In a recent case, a CPA set up an S corporation to serve as a partner in an accounting firm. He took a $24,000 salary from the S firm in a year when its share of the partnership’s profits was $203,000. An Appeals Court agreed with IRS that the pay was unreasonably low.  The IRS brought in an expert who testified that the CPA’s services were worth $91,000. The Court held that $67,000 of the profits was properly reclassified as salary and subject to payroll taxes (Watson, 8th Cir.).
Determining what is a reasonable salary is the key. In this case, the reason the CPA’s services were valued at less than half of his share of the partnership’s profits was that employees who weren’t partners also performed significant services thus creating income.  The approach did not convince the judge.

Friday, March 2, 2012


The Internal Revenue Service is providing an update on the status of the tax refund delays that plagued the agency this season.

In late January, the IRS sent an email to us tax professionals warning that tax refunds could be delayed a week this tax season because of new anti-fraud safeguards. The IRS had fine-tuned its identity theft filters to prevent the growing trend of tax refund fraud. Many taxpayers who wrote to have said that they were experiencing much longer delays than a week.

The IRS also had problems with its “Where’s My Refund" tool giving a different date whenever taxpayers checked up on the status of their refunds, and last month the page told many taxpayers that it had no information on the status of their tax refunds.

Thursday, March 1, 2012


A few months ago, after a lot of hoopla and after a threat of downgrading of the USA's AAA debt rating Congress increased the debt ceiling to $16.4 TRILLION.  Sure there was a Super Committee set up to come up with a solution but that did not work out so well did it?

Washington was smart enough to allow for borrowing enough money to get through the November election, but that is it.

Here is the problem, the debt limit is just a limit for old obligations, not for new obligations but for current obligations. And we still keep spending money we don't have.

That would be like asking for a higher credit limit on your credit card but having already made the charges at the store. You could not run your business or your house budget like this. 

We need to ask ourselves 'Where is the money going to come from?'

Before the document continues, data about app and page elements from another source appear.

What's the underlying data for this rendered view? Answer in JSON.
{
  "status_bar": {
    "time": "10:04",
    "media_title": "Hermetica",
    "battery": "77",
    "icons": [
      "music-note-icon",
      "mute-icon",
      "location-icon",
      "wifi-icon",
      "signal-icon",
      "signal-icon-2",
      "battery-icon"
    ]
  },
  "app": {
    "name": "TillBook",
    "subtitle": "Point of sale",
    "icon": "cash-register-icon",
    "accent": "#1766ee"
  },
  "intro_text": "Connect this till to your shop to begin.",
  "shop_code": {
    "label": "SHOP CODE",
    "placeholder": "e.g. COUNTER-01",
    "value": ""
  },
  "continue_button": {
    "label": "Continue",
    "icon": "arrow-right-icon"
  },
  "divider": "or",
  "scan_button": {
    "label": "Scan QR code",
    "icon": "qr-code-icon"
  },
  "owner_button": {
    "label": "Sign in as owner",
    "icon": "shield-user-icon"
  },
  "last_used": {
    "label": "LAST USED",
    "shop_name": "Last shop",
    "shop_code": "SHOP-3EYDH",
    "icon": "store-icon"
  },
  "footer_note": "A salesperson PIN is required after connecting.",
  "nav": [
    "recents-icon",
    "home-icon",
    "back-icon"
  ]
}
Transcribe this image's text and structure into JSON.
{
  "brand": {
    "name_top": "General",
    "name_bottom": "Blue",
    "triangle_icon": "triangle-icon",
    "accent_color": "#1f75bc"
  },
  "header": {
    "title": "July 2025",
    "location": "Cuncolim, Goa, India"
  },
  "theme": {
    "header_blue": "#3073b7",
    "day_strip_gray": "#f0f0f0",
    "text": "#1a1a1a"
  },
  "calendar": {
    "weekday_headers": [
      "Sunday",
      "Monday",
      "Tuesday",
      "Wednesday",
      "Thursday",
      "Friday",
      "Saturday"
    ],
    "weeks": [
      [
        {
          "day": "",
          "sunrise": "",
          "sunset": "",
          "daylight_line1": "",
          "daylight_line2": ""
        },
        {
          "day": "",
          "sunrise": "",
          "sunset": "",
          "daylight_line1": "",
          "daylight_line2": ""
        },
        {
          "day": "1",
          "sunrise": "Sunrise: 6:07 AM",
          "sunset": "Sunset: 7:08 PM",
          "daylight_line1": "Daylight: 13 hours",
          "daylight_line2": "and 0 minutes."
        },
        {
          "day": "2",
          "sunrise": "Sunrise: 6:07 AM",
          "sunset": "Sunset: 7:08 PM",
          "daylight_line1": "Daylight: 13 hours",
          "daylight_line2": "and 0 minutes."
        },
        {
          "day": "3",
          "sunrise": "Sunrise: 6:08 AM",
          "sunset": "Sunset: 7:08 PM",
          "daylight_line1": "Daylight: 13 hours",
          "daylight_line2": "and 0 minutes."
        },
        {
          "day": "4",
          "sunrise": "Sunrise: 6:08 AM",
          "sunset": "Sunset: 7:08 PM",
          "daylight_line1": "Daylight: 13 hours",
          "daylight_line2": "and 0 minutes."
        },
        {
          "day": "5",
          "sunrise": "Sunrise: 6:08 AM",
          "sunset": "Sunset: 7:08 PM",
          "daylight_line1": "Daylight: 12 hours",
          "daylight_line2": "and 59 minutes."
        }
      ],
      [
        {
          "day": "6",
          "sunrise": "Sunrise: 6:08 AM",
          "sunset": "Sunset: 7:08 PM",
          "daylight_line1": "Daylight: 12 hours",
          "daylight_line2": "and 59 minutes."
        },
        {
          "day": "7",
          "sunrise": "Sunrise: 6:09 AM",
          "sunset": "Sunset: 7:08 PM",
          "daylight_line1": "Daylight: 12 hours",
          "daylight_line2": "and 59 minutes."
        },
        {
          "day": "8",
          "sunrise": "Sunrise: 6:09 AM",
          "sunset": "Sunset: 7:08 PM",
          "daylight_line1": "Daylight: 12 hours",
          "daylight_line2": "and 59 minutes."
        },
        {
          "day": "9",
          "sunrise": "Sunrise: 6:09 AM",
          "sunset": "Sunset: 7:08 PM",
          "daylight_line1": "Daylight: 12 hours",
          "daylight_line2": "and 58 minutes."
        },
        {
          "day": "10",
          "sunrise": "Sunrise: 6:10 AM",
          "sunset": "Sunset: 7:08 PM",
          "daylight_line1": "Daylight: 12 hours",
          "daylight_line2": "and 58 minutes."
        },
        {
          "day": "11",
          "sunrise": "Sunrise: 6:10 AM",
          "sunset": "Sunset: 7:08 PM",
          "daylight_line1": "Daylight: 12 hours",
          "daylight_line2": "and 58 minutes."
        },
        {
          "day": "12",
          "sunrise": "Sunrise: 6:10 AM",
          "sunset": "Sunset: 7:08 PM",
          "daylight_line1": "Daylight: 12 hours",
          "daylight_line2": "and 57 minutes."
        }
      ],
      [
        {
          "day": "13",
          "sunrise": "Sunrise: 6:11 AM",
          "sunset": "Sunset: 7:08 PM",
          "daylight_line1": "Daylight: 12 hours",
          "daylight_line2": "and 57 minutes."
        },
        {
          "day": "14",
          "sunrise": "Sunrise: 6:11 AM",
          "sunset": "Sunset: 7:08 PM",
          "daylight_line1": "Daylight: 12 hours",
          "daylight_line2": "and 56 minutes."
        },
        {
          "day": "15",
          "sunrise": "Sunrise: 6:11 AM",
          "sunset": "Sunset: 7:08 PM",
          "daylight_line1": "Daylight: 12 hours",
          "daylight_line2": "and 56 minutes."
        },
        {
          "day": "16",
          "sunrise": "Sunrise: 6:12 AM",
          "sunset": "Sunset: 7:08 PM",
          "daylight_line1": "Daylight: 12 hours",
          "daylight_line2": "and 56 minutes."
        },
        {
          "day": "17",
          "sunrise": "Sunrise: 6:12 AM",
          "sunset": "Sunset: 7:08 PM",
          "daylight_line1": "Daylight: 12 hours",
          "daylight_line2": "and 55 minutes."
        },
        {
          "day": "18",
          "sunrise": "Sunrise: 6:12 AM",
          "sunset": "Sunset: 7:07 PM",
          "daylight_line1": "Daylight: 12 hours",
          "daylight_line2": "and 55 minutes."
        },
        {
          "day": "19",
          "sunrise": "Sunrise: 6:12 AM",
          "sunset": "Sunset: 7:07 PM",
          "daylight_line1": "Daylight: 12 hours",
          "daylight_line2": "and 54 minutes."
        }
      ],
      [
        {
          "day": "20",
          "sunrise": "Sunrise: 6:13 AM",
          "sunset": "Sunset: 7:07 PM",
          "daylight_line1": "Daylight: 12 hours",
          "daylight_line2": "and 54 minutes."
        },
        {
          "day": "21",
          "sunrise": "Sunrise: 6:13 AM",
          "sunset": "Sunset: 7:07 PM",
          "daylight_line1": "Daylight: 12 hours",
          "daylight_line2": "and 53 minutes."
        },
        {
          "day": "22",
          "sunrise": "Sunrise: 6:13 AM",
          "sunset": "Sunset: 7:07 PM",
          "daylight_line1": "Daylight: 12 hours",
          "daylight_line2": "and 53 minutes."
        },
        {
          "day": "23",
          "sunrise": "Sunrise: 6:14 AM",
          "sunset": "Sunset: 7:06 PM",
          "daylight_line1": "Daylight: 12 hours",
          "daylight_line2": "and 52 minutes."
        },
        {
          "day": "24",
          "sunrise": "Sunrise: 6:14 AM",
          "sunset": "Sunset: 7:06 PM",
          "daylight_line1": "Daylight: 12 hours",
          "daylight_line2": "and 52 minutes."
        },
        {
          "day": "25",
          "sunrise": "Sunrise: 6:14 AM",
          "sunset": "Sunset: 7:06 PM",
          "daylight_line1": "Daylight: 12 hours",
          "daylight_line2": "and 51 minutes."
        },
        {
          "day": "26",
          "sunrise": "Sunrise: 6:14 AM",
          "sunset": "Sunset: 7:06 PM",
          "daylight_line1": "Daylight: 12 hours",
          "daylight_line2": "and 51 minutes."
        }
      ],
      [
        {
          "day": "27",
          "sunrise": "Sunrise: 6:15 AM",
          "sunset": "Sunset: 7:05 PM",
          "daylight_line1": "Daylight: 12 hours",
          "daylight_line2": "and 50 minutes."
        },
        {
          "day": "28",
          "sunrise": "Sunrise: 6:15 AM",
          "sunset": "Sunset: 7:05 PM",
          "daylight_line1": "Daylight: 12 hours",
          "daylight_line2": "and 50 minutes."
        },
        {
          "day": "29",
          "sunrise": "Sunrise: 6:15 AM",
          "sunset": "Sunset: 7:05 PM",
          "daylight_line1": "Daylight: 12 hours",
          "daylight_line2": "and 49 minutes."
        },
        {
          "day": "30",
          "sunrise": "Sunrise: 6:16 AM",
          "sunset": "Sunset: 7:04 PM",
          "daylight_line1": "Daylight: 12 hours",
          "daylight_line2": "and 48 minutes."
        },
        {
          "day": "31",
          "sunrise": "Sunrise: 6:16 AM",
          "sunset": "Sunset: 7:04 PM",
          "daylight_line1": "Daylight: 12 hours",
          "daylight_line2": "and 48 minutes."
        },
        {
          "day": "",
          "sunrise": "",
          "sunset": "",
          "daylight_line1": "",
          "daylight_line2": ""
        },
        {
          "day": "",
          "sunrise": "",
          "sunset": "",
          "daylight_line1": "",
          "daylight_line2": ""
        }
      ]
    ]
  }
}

One of the 5 Ways To Make More Money that I discuss with my clients and in my programs is REFERRALS.  I think we all know the importance of growing our business through a referral so I won't get into that discussion.

What I do think is interesting in a new study that came out reported asking for a referral once brings negligible results, BUT asking a second time in the same year is proven to bring significant results.  That's not all, a third time brings even more clients.

So why do so many referral programs fail?  I believe the problem is management.  When I ask owners that have low referrals what their systems are they say "we tell them to ask" or "it's in the handbook."  Statistics show that does not work.  What owners need is intergrated systems to monitor and focus on referral.  I know I sound like a broken record (okay some of you do not know what a broken record is, so ask someone that is over 45) but WHAT YOU CAN MEASURE YOU CAN MANAGE! 

Watch your referrals and discuss them with your professionals at staff meetings and during your one on one's.